Melbourne-based, award winning photographer Nicole Reed proclaims that, for her, photography is more than just a career – it’s her reason for living.
Rarely leaving the house, never mind the country, without her camera, Nicole is proud to have been bitten by the travel bug and searches for the muse of her next frame around every corner. While her work is undoubtedly artistic, Nicole draws inspiration from editorial, documentary and reportage photography, but above all, travel.

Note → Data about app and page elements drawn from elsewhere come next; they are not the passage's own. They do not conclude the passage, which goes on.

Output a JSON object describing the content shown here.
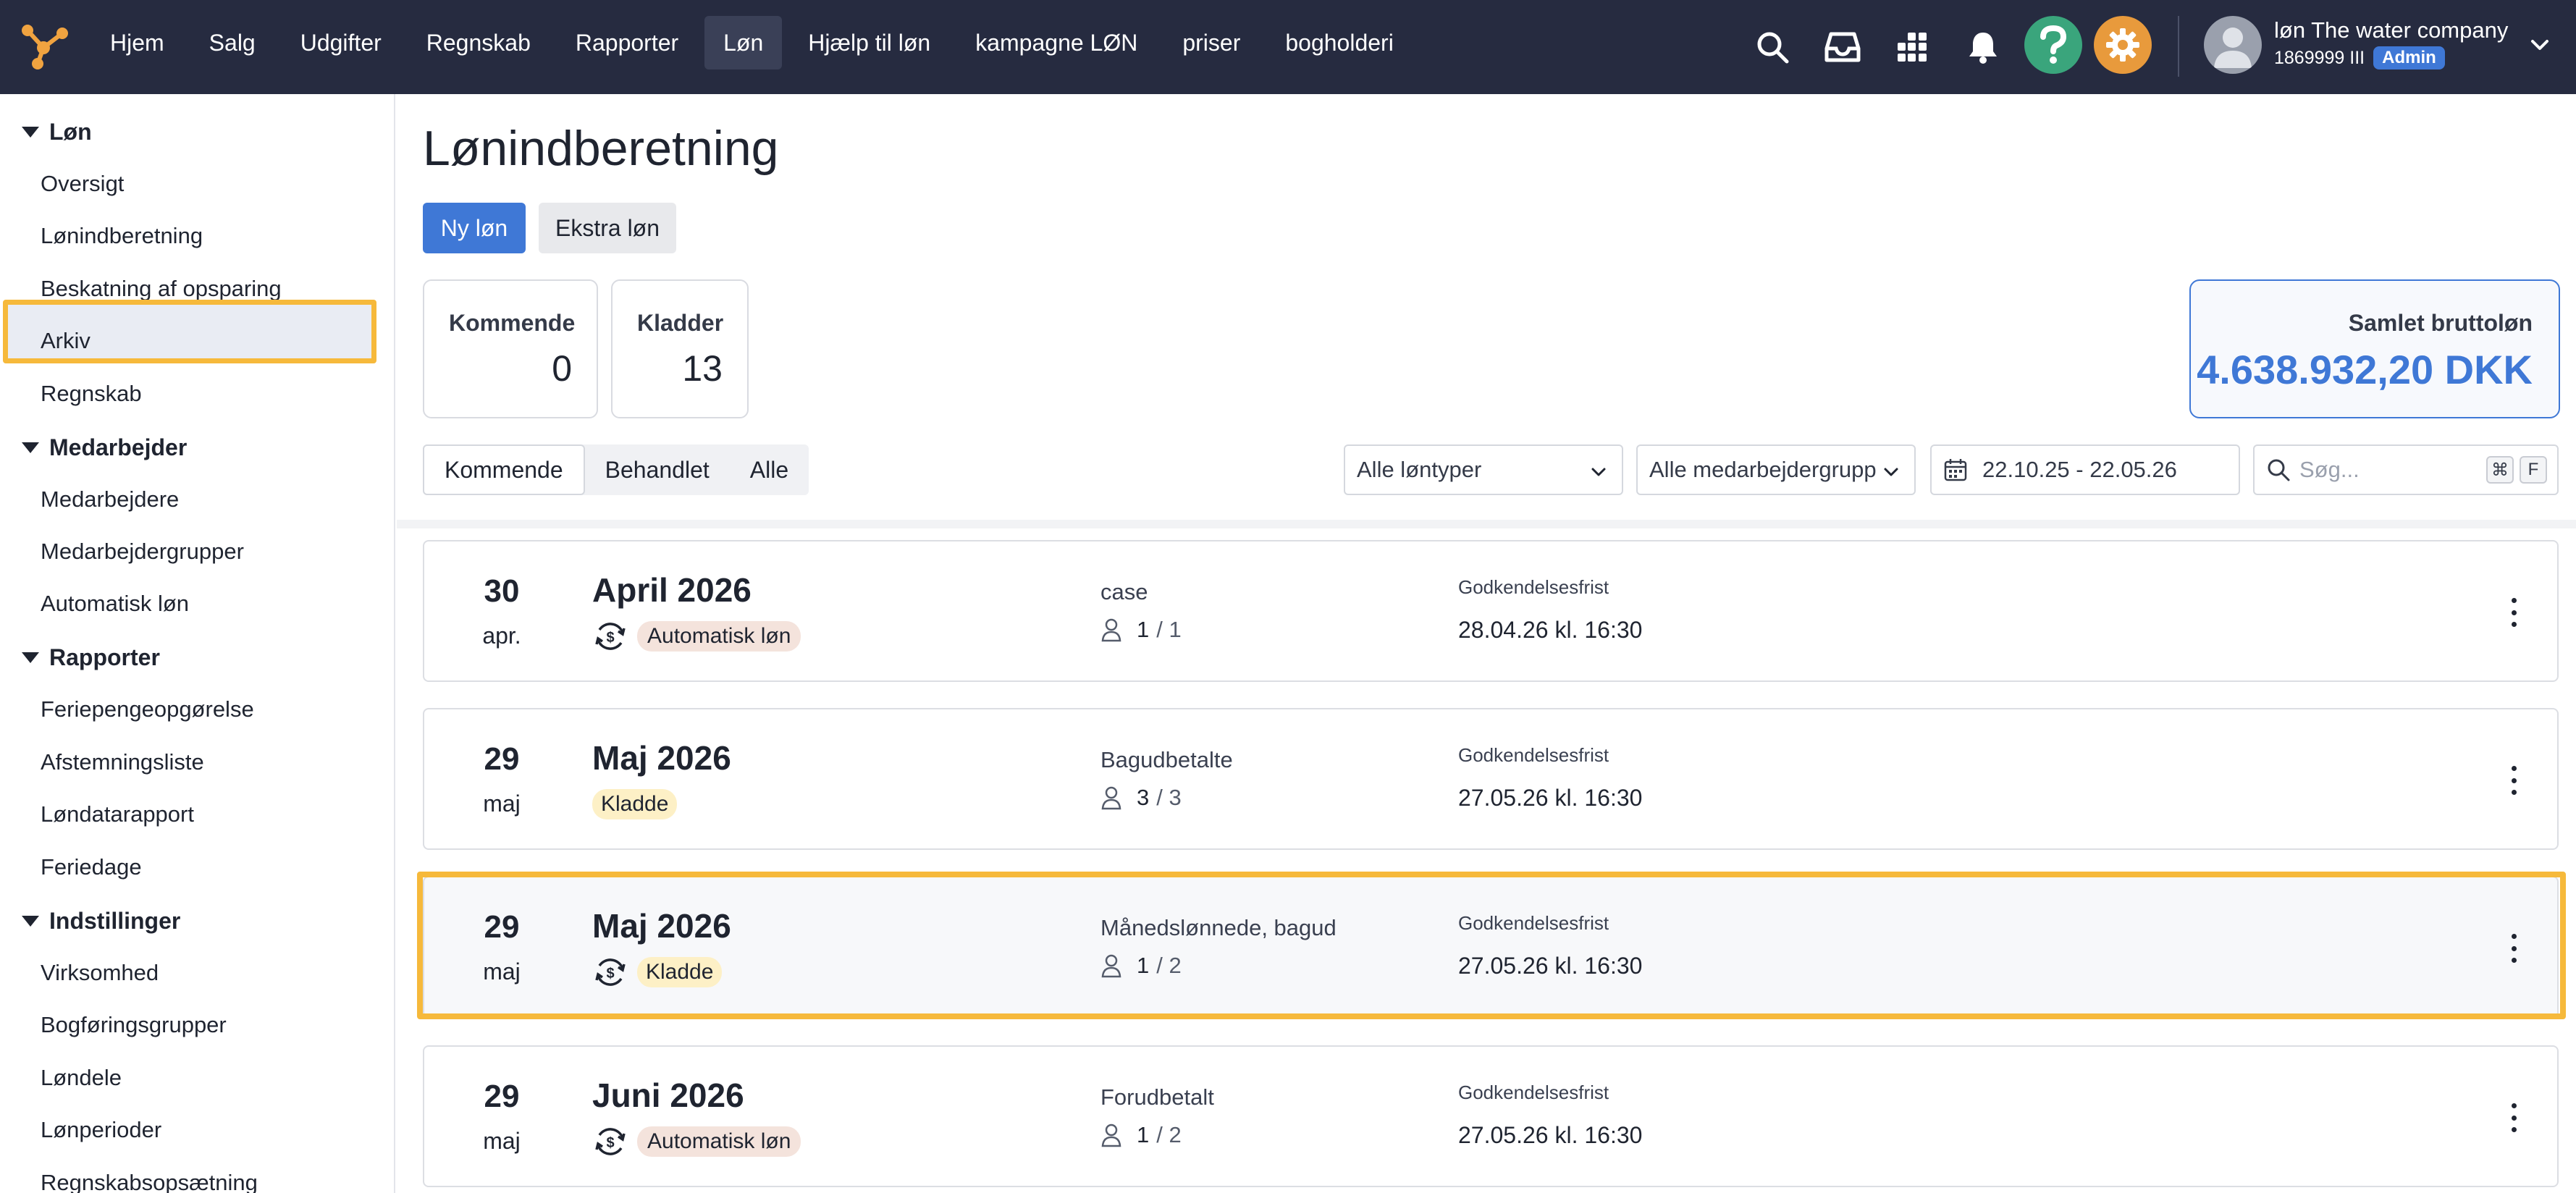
{
  "nav": {
    "items": [
      "Hjem",
      "Salg",
      "Udgifter",
      "Regnskab",
      "Rapporter",
      "Løn",
      "Hjælp til løn",
      "kampagne LØN",
      "priser",
      "bogholderi"
    ],
    "active": "Løn"
  },
  "icons": {
    "search": "search-icon",
    "inbox": "inbox-icon",
    "apps": "apps-grid-icon",
    "bell": "bell-icon",
    "help": "help-icon",
    "settings": "gear-icon"
  },
  "colors": {
    "topbar": "#262b40",
    "accent": "#3f78d6",
    "help": "#3aa57c",
    "settings": "#e89a3c",
    "highlight": "#f6b93b",
    "tag_auto": "#f4e3dc",
    "tag_draft": "#fdf0c6"
  },
  "user": {
    "name": "løn The water company",
    "id": "1869999 III",
    "role": "Admin"
  },
  "sidebar": {
    "groups": [
      {
        "label": "Løn",
        "items": [
          "Oversigt",
          "Lønindberetning",
          "Beskatning af opsparing",
          "Arkiv",
          "Regnskab"
        ]
      },
      {
        "label": "Medarbejder",
        "items": [
          "Medarbejdere",
          "Medarbejdergrupper",
          "Automatisk løn"
        ]
      },
      {
        "label": "Rapporter",
        "items": [
          "Feriepengeopgørelse",
          "Afstemningsliste",
          "Løndatarapport",
          "Feriedage"
        ]
      },
      {
        "label": "Indstillinger",
        "items": [
          "Virksomhed",
          "Bogføringsgrupper",
          "Løndele",
          "Lønperioder",
          "Regnskabsopsætning"
        ]
      }
    ],
    "active_item": "Lønindberetning"
  },
  "page": {
    "title": "Lønindberetning",
    "new_button": "Ny løn",
    "extra_button": "Ekstra løn"
  },
  "stats": {
    "upcoming_label": "Kommende",
    "upcoming_value": "0",
    "drafts_label": "Kladder",
    "drafts_value": "13",
    "total_label": "Samlet bruttoløn",
    "total_value": "4.638.932,20 DKK"
  },
  "filters": {
    "tabs": [
      "Kommende",
      "Behandlet",
      "Alle"
    ],
    "active_tab": "Kommende",
    "pay_types": "Alle løntyper",
    "employee_groups": "Alle medarbejdergrupp",
    "date_range": "22.10.25 - 22.05.26",
    "search_placeholder": "Søg...",
    "shortcut_keys": [
      "⌘",
      "F"
    ]
  },
  "payruns": [
    {
      "day": "30",
      "month": "apr.",
      "title": "April 2026",
      "auto": true,
      "tag": "Automatisk løn",
      "tag_type": "auto",
      "group": "case",
      "count": "1",
      "total": "/ 1",
      "deadline_label": "Godkendelsesfrist",
      "deadline": "28.04.26 kl. 16:30",
      "highlighted": false
    },
    {
      "day": "29",
      "month": "maj",
      "title": "Maj 2026",
      "auto": false,
      "tag": "Kladde",
      "tag_type": "draft",
      "group": "Bagudbetalte",
      "count": "3",
      "total": "/ 3",
      "deadline_label": "Godkendelsesfrist",
      "deadline": "27.05.26 kl. 16:30",
      "highlighted": false
    },
    {
      "day": "29",
      "month": "maj",
      "title": "Maj 2026",
      "auto": true,
      "tag": "Kladde",
      "tag_type": "draft",
      "group": "Månedslønnede, bagud",
      "count": "1",
      "total": "/ 2",
      "deadline_label": "Godkendelsesfrist",
      "deadline": "27.05.26 kl. 16:30",
      "highlighted": true
    },
    {
      "day": "29",
      "month": "maj",
      "title": "Juni 2026",
      "auto": true,
      "tag": "Automatisk løn",
      "tag_type": "auto",
      "group": "Forudbetalt",
      "count": "1",
      "total": "/ 2",
      "deadline_label": "Godkendelsesfrist",
      "deadline": "27.05.26 kl. 16:30",
      "highlighted": false
    }
  ]
}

Along with her versatile and adaptive style of portrait photography, Nicole has a niche talent for capturing urban environments, giving way for her to produce truly iconic image collections. Her documentation of urban sprawl, decay and abandon shows not only her sheer motivation for social commentary but also her innate ability to source beauty in places overlooked by the untrained eye. Shooting a fine balance of derelict and disused environments across the globe, including Indonesia, Japan, USA and her backyard of Australia, Nicole’s images dictate a combined set of emotions – a sense of mourning and celebration for what these places once were.

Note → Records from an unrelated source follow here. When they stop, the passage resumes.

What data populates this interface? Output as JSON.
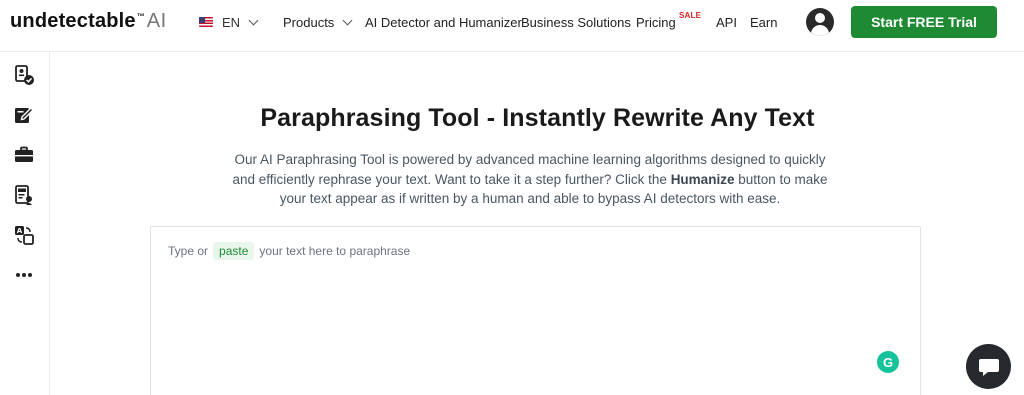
{
  "header": {
    "logo": {
      "word": "undetectable",
      "tm": "™",
      "ai": "AI"
    },
    "language": "EN",
    "nav": {
      "products": "Products",
      "ai_detector": "AI Detector and Humanizer",
      "business": "Business Solutions",
      "pricing": "Pricing",
      "sale_badge": "SALE",
      "api": "API",
      "earn": "Earn"
    },
    "cta_label": "Start FREE Trial"
  },
  "sidebar": {
    "items": [
      {
        "icon": "ai-detector-icon"
      },
      {
        "icon": "pen-edit-icon"
      },
      {
        "icon": "briefcase-icon"
      },
      {
        "icon": "seo-document-icon"
      },
      {
        "icon": "translate-icon"
      },
      {
        "icon": "more-dots-icon"
      }
    ]
  },
  "main": {
    "title": "Paraphrasing Tool - Instantly Rewrite Any Text",
    "description_part1": "Our AI Paraphrasing Tool is powered by advanced machine learning algorithms designed to quickly and efficiently rephrase your text. Want to take it a step further? Click the ",
    "description_bold": "Humanize",
    "description_part2": " button to make your text appear as if written by a human and able to bypass AI detectors with ease.",
    "editor": {
      "placeholder_before": "Type or",
      "paste_label": "paste",
      "placeholder_after": "your text here to paraphrase"
    }
  },
  "widgets": {
    "grammarly_letter": "G",
    "chat_icon": "chat-bubble-icon"
  },
  "colors": {
    "accent_green": "#1f8a34",
    "sale_red": "#e02424",
    "grammarly_green": "#15c39a",
    "chat_dark": "#262a2e"
  }
}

Damo: What’s your first memory of the Screaming Hand? Where does it take you back to?
Nicole Reed: I grew up in a country town, on a steep hill, and for some crazy reason our parents let my younger brother (by 2 years), Adam, and myself skateboard down the hill in the middle of the road on our banana boards. I have a few scars still from this period in my life! A little later on when we were older (mid mid to late 80’s) my brother built a half pipe in our backyard, it was just below my bedroom window and we used to play bands like The Dead Kennedys and Suicidal Tendencies from our cassette players out the window. I used to sit and watch them skate, take polaroids and listen to music. This was my first memory of skate graphics and the Screaming Hand. While I was still only skating down the hill on my banana board I remember being fascinated by the boys boards and the designs they choose. It reminds me of being young, carefree, warm and unafraid of being hurt.

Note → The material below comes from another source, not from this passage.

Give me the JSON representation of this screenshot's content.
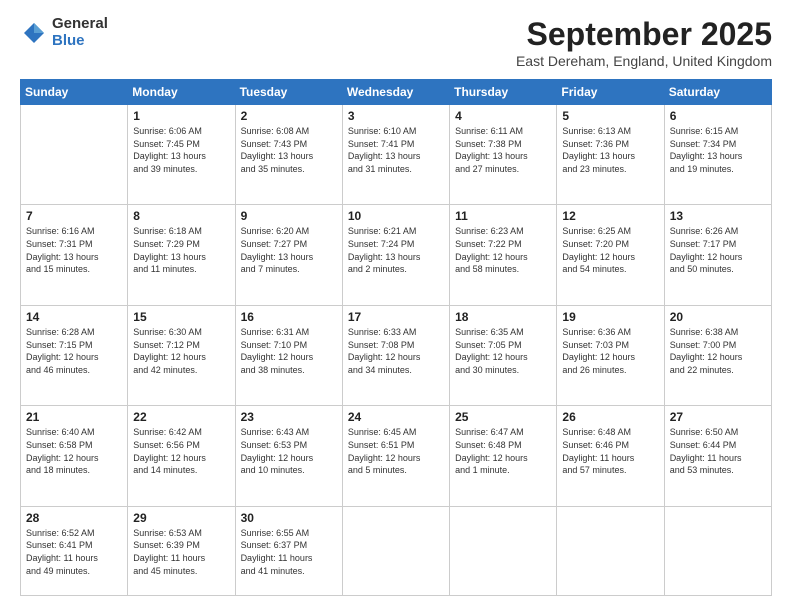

Damo: In your opinion, what do you think the Screaming Hand has contributed towards the scene over it’s life?
Nicole Reed: It’s so good to see a graphic retain such an impact over such a large period time, that represents a certain attitude of not only parts of my generation, but generations that came after. It proves that something simple in design can have longevity and appeal to young and old.
Damo: What do you think the future may hold for such an iconic image?
Nicole Reed: I think the Screaming Hand will continue to do exactly that, each generation of kids who are getting into skating will be drawn to the design and it will be around for as long as skating is!
Damo: How does it feel to be selected to be involved in the project?
Nicole Reed: At first I was really stoked when Eddie asked me to be involved. Then when I was trying to come up with a concept for a split second I regretted my decision to jump in and say yes! I was pretty lucky to go to the launch of the exhibition in Los Angeles and the standard of artists there was amazing, I got a little bit overwhelmed and through how the fuck as a photographer am I going to do this justice! Once I had come up with my concept I felt more at ease!
Damo: Why did you choose to represent the image in this way?
Nicole Reed: The image is so iconic in our pop culture that I wanted to interpret it and incorporate in another iconic image, which happens to be the poster from the original The Evil Dead movie. I love horror movies, especially from that era (late 70’s and early 80’s) and the Screaming Hand definitely has an element of horror to it.